Better Solutions First of all, there are better solutions already available. id's new game, Rage, offers a pass that, if bought new, gives the player access to a few extra areas on the map that has extra items like ammo, money, and engineering items. There's nothing major there like some sort of ultra-gun that kills giant mutants in a single shot, and the extra areas not only have to be found, but are also filled with mutants once you find them. They are completely negligible and the game can be played through without even accessing them. Instead of punishing players for buying Rage used, they're actively encouraging players to buy it new.
Another better system is one that's been in place basically since the start of the current generation: paid DLC. When you buy a used game, all you get is what came on the disc. If you like the game, you'll want to play more of it, thus buying some or all of whatever DLC is available on the PSN/Xbox Live. However, in recent years, games that release GOTY editions have been coming with all the DLC on the disc. Perhaps the publishers should stop putting the DLC packs on the disk and instead give the new buyer a pass to download those packs for free. Just be sure to slap a sticker on the shrink wrap (thus being removed by the new buyer and not seen by used buyers) saying that the game comes with a pass to download all the DLC and maybe just casually mention the DLC on the box.
My Solution I've also been seeing some gamers throw around the idea of packaging the multiplayer portion as completely separate games. While I, personally, think that the idea of packaging a separate retail copy of the multiplayer part of a game is kind of stupid, the seed of this idea isn't that bad. If Sony and EA are going to force used buyers to pay for the multiplayer experience, at least make them pay for something that isn't included on the original disk. To me, being forced to make an additional payment for something I already bought is insulting. Multiplayer is already on the disk, so I shouldn't be forced to pay just to unlock it. However, if multiplayer is akin to DLC, then I wouldn't feel as insulted. The brand new buyer can, once again, have the pass to download the multiplayer for free, and the used buyer can decide whether or not they want to pay to download it. Again, just put a sticker on the shrink wrap of new games saying that they can download that for free. The back of the box should mention something about how multiplayer is downloadable and only takes a small fee. Is it a perfect plan? Of course not. But I do think that it's better and far less insulting than what the publishers are currently offering.
Since Halloween is just around the corner, I thought that I would share a rather frightening scene for any gamer. The Backlog. No, I'm not going to be starting my own series of me going through and trying to complete my massive backlog of video games. I just feel like sharing the recent additions/pending additions to my backlog. Also, by no means am I claiming to have the worst backlog in the world.

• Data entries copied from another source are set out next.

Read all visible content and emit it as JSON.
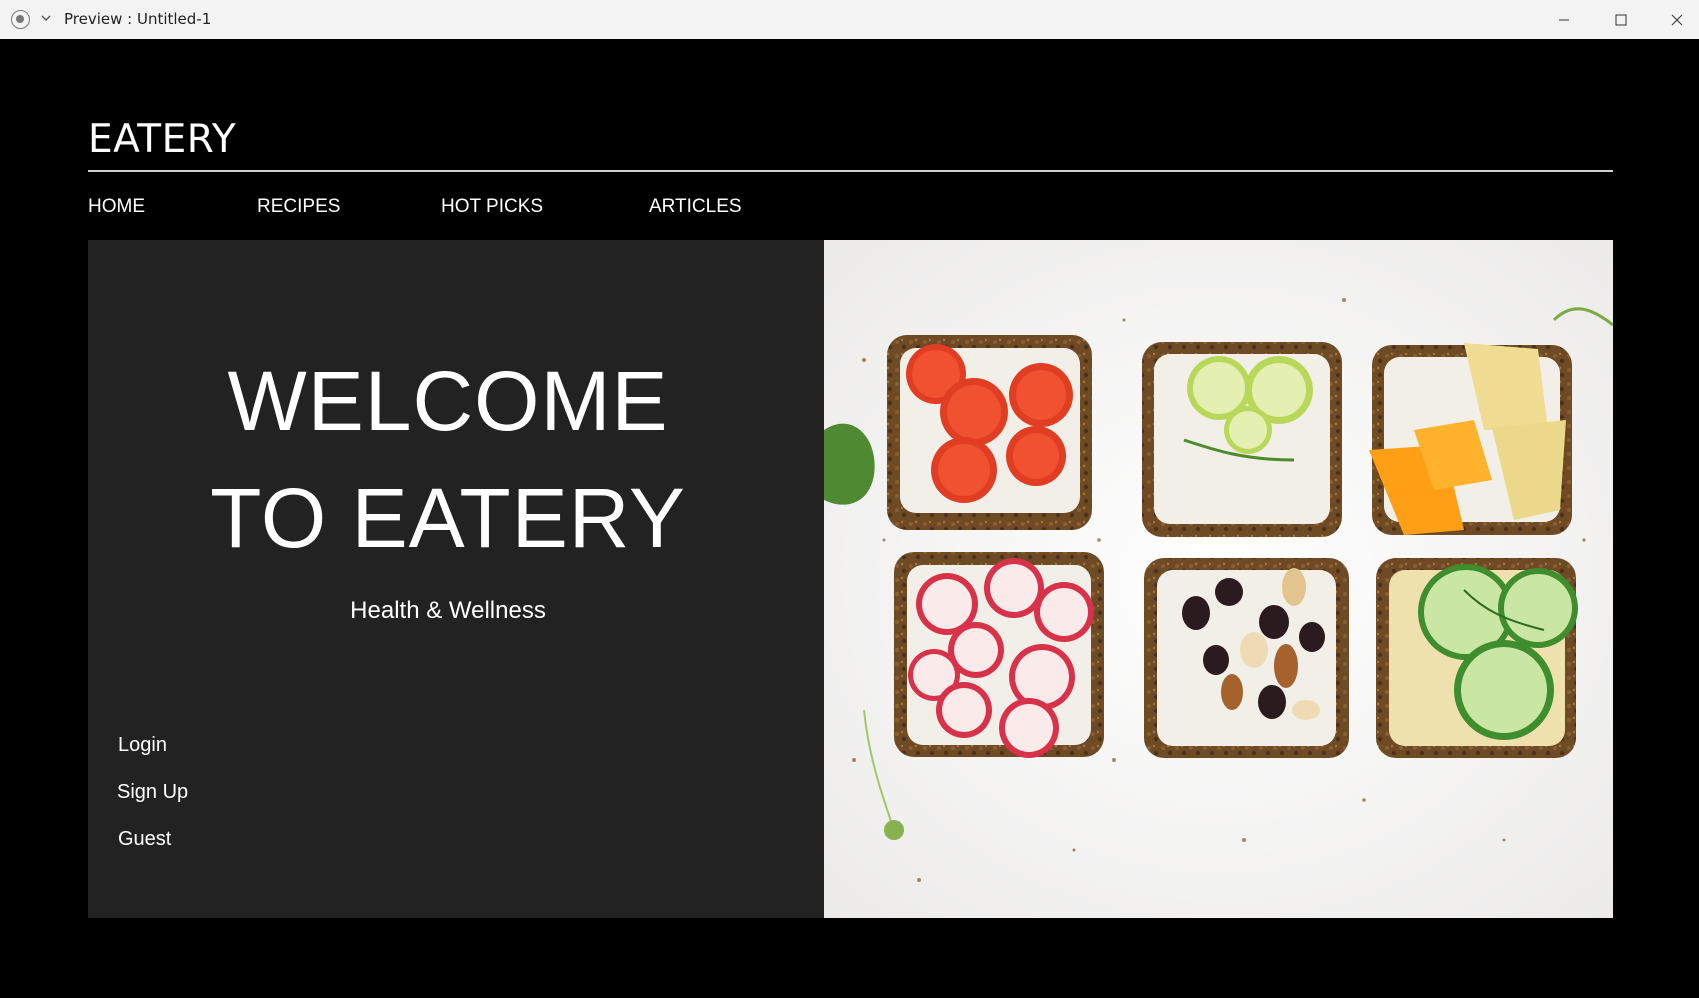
{
  "window": {
    "title": "Preview : Untitled-1"
  },
  "app": {
    "brand": "EATERY",
    "nav": [
      {
        "label": "HOME"
      },
      {
        "label": "RECIPES"
      },
      {
        "label": "HOT PICKS"
      },
      {
        "label": "ARTICLES"
      }
    ],
    "hero": {
      "line1": "WELCOME",
      "line2": "TO EATERY",
      "subtitle": "Health & Wellness"
    },
    "auth": {
      "login": "Login",
      "signup": "Sign Up",
      "guest": "Guest"
    }
  },
  "colors": {
    "canvas_bg": "#000000",
    "panel_bg": "#222222",
    "text": "#ffffff",
    "titlebar_bg": "#f3f3f3"
  },
  "icons": {
    "app": "app-record-icon",
    "chevron": "chevron-down-icon",
    "minimize": "minimize-icon",
    "maximize": "maximize-icon",
    "close": "close-icon"
  }
}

Let's see: I bought the Ico/SotC HD Collection when it came out, got Dark Souls in the mail the other week because I preordered the Collector's Edition back in June, I'm only about 1/2 way thru White Knight Chronicles 1 on the White Knight Chronicles 2 disc (meaning I still haven't touched 2 yet), I'm currently working on Rage, just bought Arkham City on Tuesday, and plan on getting Uncharted 3, Skyrim, and Zelda: Skyward Sword. All of that, plus all of the older PS2 and Gamecube games that I either haven't finished or even started yet.
Yep, I'd say that my backlog is probably S.O.L. of ever getting completed.
p.s. I'll try to take a picture of all the games that are on the backlog this evening when I get home.